▸ TASK PROMPT
Return each line of the listing exactly as written.
BEGIN EXERCISE INPUTS
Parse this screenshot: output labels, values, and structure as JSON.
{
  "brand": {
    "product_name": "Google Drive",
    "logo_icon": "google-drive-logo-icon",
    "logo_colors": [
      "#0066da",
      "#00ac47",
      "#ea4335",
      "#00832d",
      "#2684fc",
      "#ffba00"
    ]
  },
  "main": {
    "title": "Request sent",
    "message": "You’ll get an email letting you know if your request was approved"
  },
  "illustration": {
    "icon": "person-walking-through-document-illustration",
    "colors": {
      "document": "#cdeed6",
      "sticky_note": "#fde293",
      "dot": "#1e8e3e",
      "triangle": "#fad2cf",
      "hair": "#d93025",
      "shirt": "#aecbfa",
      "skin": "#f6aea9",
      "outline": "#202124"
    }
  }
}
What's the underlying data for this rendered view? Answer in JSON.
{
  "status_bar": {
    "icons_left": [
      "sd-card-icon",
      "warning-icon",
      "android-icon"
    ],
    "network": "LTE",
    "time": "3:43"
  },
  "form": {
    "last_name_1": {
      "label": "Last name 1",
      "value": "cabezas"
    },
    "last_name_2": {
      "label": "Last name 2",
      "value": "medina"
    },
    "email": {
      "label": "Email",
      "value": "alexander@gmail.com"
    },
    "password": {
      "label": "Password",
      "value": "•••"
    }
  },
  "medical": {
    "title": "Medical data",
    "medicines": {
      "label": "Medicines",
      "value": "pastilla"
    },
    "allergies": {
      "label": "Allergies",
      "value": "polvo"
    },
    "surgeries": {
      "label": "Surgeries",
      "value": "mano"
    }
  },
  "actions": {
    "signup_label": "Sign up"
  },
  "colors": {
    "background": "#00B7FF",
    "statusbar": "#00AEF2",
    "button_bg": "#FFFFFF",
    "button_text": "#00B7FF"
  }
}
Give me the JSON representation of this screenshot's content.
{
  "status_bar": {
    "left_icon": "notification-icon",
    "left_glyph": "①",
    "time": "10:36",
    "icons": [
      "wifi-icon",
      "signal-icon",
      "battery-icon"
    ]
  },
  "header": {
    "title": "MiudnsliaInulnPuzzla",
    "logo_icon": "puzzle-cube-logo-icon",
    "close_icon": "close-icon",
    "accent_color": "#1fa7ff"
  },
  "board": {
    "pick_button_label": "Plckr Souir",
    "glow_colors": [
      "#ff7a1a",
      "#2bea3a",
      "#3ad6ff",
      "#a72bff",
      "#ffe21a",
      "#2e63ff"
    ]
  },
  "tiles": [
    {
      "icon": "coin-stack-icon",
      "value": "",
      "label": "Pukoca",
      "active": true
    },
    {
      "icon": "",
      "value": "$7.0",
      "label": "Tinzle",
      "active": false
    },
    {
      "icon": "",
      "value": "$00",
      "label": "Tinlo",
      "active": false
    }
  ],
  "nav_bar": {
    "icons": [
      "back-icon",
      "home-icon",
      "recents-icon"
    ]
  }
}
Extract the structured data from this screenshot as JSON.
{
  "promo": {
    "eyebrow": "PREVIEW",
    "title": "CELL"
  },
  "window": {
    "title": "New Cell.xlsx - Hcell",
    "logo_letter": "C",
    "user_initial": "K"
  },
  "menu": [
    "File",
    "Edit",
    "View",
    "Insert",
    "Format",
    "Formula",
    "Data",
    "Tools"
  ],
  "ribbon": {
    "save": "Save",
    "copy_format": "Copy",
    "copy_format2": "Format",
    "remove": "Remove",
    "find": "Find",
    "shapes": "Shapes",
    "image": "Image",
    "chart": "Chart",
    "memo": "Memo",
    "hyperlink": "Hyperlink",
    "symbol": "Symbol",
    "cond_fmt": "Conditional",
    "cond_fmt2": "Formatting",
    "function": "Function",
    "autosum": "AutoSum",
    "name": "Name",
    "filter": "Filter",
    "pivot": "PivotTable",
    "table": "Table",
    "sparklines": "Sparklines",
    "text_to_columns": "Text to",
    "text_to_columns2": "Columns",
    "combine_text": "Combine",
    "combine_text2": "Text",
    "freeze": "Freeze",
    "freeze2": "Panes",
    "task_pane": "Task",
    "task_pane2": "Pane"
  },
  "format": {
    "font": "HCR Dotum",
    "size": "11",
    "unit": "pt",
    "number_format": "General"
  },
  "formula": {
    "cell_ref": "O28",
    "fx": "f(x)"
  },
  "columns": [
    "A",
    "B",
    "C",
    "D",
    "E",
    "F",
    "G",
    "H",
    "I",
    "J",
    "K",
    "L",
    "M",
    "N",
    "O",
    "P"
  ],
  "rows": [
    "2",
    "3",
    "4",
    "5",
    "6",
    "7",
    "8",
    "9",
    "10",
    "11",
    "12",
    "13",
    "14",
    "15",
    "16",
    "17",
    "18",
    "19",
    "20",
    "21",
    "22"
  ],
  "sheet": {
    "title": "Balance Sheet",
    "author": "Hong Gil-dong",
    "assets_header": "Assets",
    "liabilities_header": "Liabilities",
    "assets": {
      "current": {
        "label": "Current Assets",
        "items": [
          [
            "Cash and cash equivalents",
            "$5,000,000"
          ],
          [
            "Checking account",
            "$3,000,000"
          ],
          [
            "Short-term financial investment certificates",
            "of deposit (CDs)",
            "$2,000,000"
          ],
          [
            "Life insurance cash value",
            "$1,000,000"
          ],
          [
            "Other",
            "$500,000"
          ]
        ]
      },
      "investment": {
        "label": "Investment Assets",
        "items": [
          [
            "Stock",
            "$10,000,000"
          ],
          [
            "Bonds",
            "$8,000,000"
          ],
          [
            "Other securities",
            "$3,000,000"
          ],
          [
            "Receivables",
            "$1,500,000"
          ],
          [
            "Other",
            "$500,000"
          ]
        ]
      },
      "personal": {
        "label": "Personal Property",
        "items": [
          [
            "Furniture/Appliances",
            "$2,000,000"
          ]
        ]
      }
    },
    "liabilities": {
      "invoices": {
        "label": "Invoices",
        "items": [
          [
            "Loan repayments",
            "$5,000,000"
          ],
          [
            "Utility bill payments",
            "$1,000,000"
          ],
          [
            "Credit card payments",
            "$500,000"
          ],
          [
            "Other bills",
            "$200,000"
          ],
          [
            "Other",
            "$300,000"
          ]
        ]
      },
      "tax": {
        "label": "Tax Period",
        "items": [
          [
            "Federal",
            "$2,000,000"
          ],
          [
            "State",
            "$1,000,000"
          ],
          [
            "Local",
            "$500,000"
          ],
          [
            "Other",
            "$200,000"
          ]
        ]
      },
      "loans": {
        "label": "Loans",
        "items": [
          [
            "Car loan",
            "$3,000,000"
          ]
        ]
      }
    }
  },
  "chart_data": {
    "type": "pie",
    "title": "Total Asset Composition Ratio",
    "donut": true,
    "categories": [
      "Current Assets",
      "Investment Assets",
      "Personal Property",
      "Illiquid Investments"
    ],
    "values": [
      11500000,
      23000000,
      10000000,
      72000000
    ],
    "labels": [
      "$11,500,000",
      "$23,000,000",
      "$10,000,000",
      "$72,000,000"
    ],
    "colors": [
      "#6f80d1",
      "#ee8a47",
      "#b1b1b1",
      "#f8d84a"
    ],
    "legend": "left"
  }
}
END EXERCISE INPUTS
▸ RESPONSE
Parse this screenshot: output labels, values, and structure as JSON.
{
  "brand": {
    "product_name": "Google Drive",
    "logo_icon": "google-drive-logo-icon",
    "logo_colors": [
      "#0066da",
      "#00ac47",
      "#ea4335",
      "#00832d",
      "#2684fc",
      "#ffba00"
    ]
  },
  "main": {
    "title": "Request sent",
    "message": "You’ll get an email letting you know if your request was approved"
  },
  "illustration": {
    "icon": "person-walking-through-document-illustration",
    "colors": {
      "document": "#cdeed6",
      "sticky_note": "#fde293",
      "dot": "#1e8e3e",
      "triangle": "#fad2cf",
      "hair": "#d93025",
      "shirt": "#aecbfa",
      "skin": "#f6aea9",
      "outline": "#202124"
    }
  }
}
What's the underlying data for this rendered view? Answer in JSON.
{
  "status_bar": {
    "icons_left": [
      "sd-card-icon",
      "warning-icon",
      "android-icon"
    ],
    "network": "LTE",
    "time": "3:43"
  },
  "form": {
    "last_name_1": {
      "label": "Last name 1",
      "value": "cabezas"
    },
    "last_name_2": {
      "label": "Last name 2",
      "value": "medina"
    },
    "email": {
      "label": "Email",
      "value": "alexander@gmail.com"
    },
    "password": {
      "label": "Password",
      "value": "•••"
    }
  },
  "medical": {
    "title": "Medical data",
    "medicines": {
      "label": "Medicines",
      "value": "pastilla"
    },
    "allergies": {
      "label": "Allergies",
      "value": "polvo"
    },
    "surgeries": {
      "label": "Surgeries",
      "value": "mano"
    }
  },
  "actions": {
    "signup_label": "Sign up"
  },
  "colors": {
    "background": "#00B7FF",
    "statusbar": "#00AEF2",
    "button_bg": "#FFFFFF",
    "button_text": "#00B7FF"
  }
}
Give me the JSON representation of this screenshot's content.
{
  "status_bar": {
    "left_icon": "notification-icon",
    "left_glyph": "①",
    "time": "10:36",
    "icons": [
      "wifi-icon",
      "signal-icon",
      "battery-icon"
    ]
  },
  "header": {
    "title": "MiudnsliaInulnPuzzla",
    "logo_icon": "puzzle-cube-logo-icon",
    "close_icon": "close-icon",
    "accent_color": "#1fa7ff"
  },
  "board": {
    "pick_button_label": "Plckr Souir",
    "glow_colors": [
      "#ff7a1a",
      "#2bea3a",
      "#3ad6ff",
      "#a72bff",
      "#ffe21a",
      "#2e63ff"
    ]
  },
  "tiles": [
    {
      "icon": "coin-stack-icon",
      "value": "",
      "label": "Pukoca",
      "active": true
    },
    {
      "icon": "",
      "value": "$7.0",
      "label": "Tinzle",
      "active": false
    },
    {
      "icon": "",
      "value": "$00",
      "label": "Tinlo",
      "active": false
    }
  ],
  "nav_bar": {
    "icons": [
      "back-icon",
      "home-icon",
      "recents-icon"
    ]
  }
}
Extract the structured data from this screenshot as JSON.
{
  "promo": {
    "eyebrow": "PREVIEW",
    "title": "CELL"
  },
  "window": {
    "title": "New Cell.xlsx - Hcell",
    "logo_letter": "C",
    "user_initial": "K"
  },
  "menu": [
    "File",
    "Edit",
    "View",
    "Insert",
    "Format",
    "Formula",
    "Data",
    "Tools"
  ],
  "ribbon": {
    "save": "Save",
    "copy_format": "Copy",
    "copy_format2": "Format",
    "remove": "Remove",
    "find": "Find",
    "shapes": "Shapes",
    "image": "Image",
    "chart": "Chart",
    "memo": "Memo",
    "hyperlink": "Hyperlink",
    "symbol": "Symbol",
    "cond_fmt": "Conditional",
    "cond_fmt2": "Formatting",
    "function": "Function",
    "autosum": "AutoSum",
    "name": "Name",
    "filter": "Filter",
    "pivot": "PivotTable",
    "table": "Table",
    "sparklines": "Sparklines",
    "text_to_columns": "Text to",
    "text_to_columns2": "Columns",
    "combine_text": "Combine",
    "combine_text2": "Text",
    "freeze": "Freeze",
    "freeze2": "Panes",
    "task_pane": "Task",
    "task_pane2": "Pane"
  },
  "format": {
    "font": "HCR Dotum",
    "size": "11",
    "unit": "pt",
    "number_format": "General"
  },
  "formula": {
    "cell_ref": "O28",
    "fx": "f(x)"
  },
  "columns": [
    "A",
    "B",
    "C",
    "D",
    "E",
    "F",
    "G",
    "H",
    "I",
    "J",
    "K",
    "L",
    "M",
    "N",
    "O",
    "P"
  ],
  "rows": [
    "2",
    "3",
    "4",
    "5",
    "6",
    "7",
    "8",
    "9",
    "10",
    "11",
    "12",
    "13",
    "14",
    "15",
    "16",
    "17",
    "18",
    "19",
    "20",
    "21",
    "22"
  ],
  "sheet": {
    "title": "Balance Sheet",
    "author": "Hong Gil-dong",
    "assets_header": "Assets",
    "liabilities_header": "Liabilities",
    "assets": {
      "current": {
        "label": "Current Assets",
        "items": [
          [
            "Cash and cash equivalents",
            "$5,000,000"
          ],
          [
            "Checking account",
            "$3,000,000"
          ],
          [
            "Short-term financial investment certificates",
            "of deposit (CDs)",
            "$2,000,000"
          ],
          [
            "Life insurance cash value",
            "$1,000,000"
          ],
          [
            "Other",
            "$500,000"
          ]
        ]
      },
      "investment": {
        "label": "Investment Assets",
        "items": [
          [
            "Stock",
            "$10,000,000"
          ],
          [
            "Bonds",
            "$8,000,000"
          ],
          [
            "Other securities",
            "$3,000,000"
          ],
          [
            "Receivables",
            "$1,500,000"
          ],
          [
            "Other",
            "$500,000"
          ]
        ]
      },
      "personal": {
        "label": "Personal Property",
        "items": [
          [
            "Furniture/Appliances",
            "$2,000,000"
          ]
        ]
      }
    },
    "liabilities": {
      "invoices": {
        "label": "Invoices",
        "items": [
          [
            "Loan repayments",
            "$5,000,000"
          ],
          [
            "Utility bill payments",
            "$1,000,000"
          ],
          [
            "Credit card payments",
            "$500,000"
          ],
          [
            "Other bills",
            "$200,000"
          ],
          [
            "Other",
            "$300,000"
          ]
        ]
      },
      "tax": {
        "label": "Tax Period",
        "items": [
          [
            "Federal",
            "$2,000,000"
          ],
          [
            "State",
            "$1,000,000"
          ],
          [
            "Local",
            "$500,000"
          ],
          [
            "Other",
            "$200,000"
          ]
        ]
      },
      "loans": {
        "label": "Loans",
        "items": [
          [
            "Car loan",
            "$3,000,000"
          ]
        ]
      }
    }
  },
  "chart_data": {
    "type": "pie",
    "title": "Total Asset Composition Ratio",
    "donut": true,
    "categories": [
      "Current Assets",
      "Investment Assets",
      "Personal Property",
      "Illiquid Investments"
    ],
    "values": [
      11500000,
      23000000,
      10000000,
      72000000
    ],
    "labels": [
      "$11,500,000",
      "$23,000,000",
      "$10,000,000",
      "$72,000,000"
    ],
    "colors": [
      "#6f80d1",
      "#ee8a47",
      "#b1b1b1",
      "#f8d84a"
    ],
    "legend": "left"
  }
}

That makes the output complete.